Look, I’m not going to try and give you a scouting report on a 4th round pick from the state of Connecticut. From what I read online, Easley has the size and speed to become a nice possession receiver for the Bills. I’ve even read on Twitter and message boards (They are always right), that Easley has a slight chance to become the #2 option for the Bills. Now, I’m all for having the Bills play guys who are young with a lot of upside, but to start a rookie from the 4th round seems a little extreme.
What does it all it mean?
I know a lot of fans/media seem to assume that whoever gets the starting job opposite Evans will become the 2nd most productive wide receiver on the team. However, I really wouldn’t put too much stock in that assumption. If you were to look at some of the wide receiving cores that Gailey has coached, it seems like spreading the ball around is his forte.

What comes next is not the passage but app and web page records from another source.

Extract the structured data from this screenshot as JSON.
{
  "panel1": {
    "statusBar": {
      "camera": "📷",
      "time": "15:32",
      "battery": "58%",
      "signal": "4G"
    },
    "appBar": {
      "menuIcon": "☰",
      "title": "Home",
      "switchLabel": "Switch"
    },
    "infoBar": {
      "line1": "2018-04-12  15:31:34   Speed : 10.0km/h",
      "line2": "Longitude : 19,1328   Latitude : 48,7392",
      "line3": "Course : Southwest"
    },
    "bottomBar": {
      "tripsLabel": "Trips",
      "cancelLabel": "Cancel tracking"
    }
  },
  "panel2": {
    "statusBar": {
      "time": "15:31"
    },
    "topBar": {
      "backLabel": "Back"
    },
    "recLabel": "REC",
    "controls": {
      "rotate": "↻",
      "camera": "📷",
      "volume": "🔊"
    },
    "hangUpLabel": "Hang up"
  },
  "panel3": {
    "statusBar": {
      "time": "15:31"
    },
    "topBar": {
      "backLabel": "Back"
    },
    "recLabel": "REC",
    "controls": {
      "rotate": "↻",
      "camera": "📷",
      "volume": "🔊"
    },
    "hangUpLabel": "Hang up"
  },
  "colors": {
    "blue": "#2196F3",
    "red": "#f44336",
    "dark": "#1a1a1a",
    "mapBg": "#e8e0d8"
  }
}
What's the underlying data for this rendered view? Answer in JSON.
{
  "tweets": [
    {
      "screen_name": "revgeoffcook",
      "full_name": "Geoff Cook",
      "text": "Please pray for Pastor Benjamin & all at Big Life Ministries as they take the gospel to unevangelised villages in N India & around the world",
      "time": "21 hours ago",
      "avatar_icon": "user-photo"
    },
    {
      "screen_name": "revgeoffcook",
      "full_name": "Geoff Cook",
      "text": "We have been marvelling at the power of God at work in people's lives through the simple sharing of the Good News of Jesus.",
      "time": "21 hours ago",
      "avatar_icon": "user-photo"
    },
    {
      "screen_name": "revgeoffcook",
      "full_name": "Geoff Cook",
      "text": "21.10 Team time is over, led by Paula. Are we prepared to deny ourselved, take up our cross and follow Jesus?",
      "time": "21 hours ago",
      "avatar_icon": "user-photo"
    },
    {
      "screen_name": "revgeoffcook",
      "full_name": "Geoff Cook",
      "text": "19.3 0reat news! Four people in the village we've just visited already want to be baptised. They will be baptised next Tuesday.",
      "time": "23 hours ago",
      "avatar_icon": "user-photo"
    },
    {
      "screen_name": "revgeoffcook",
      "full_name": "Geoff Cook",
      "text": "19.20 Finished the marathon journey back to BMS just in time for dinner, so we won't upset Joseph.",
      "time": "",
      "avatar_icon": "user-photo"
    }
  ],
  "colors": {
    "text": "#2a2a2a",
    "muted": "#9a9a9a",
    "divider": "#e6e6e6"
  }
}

As Pittsburgh’s offensive coordinator in 1997, the Steelers 2nd and 3rd leading wide receivers had 46 and 47 catches (Charles Johnson and Courtney Hawkins). During his last year in Dallas, Gailey showed even more passing distribution by having three players catch between 30-40 balls (Ernie Mills, Chris Warren and David LaFleur). Those numbers may not seem like a lot by today’s standards, but the league at that time wasn’t like wild west of today’s passing numbers.
As far as predictions for their actual numbers goes, if Chan Gailey can coach Charles Johnson to a 1,000 yard season, then Lee Evans should be able to rebound from a subpar 2009 season. As for the rest of them, look for a bunch of guys to get between 25-40 catches. Also, because of the quarterback situation, I think the Bills will be a predominantly running team.
Now, if you want me to predict what the depth chart will look like, well, here you go:
1) Lee Evans- Duh
2) Stevie Johnson- Just from reading reports online, it seems that Johnson is a more seasoned player than Hardy.
3) Roscoe Parrish- Roscoe’s size makes him the slot receiver.
4) James Hardy- I still think that if Hardy can show any signs of life in training camp, he’ll supplant Johnson on the depth chart.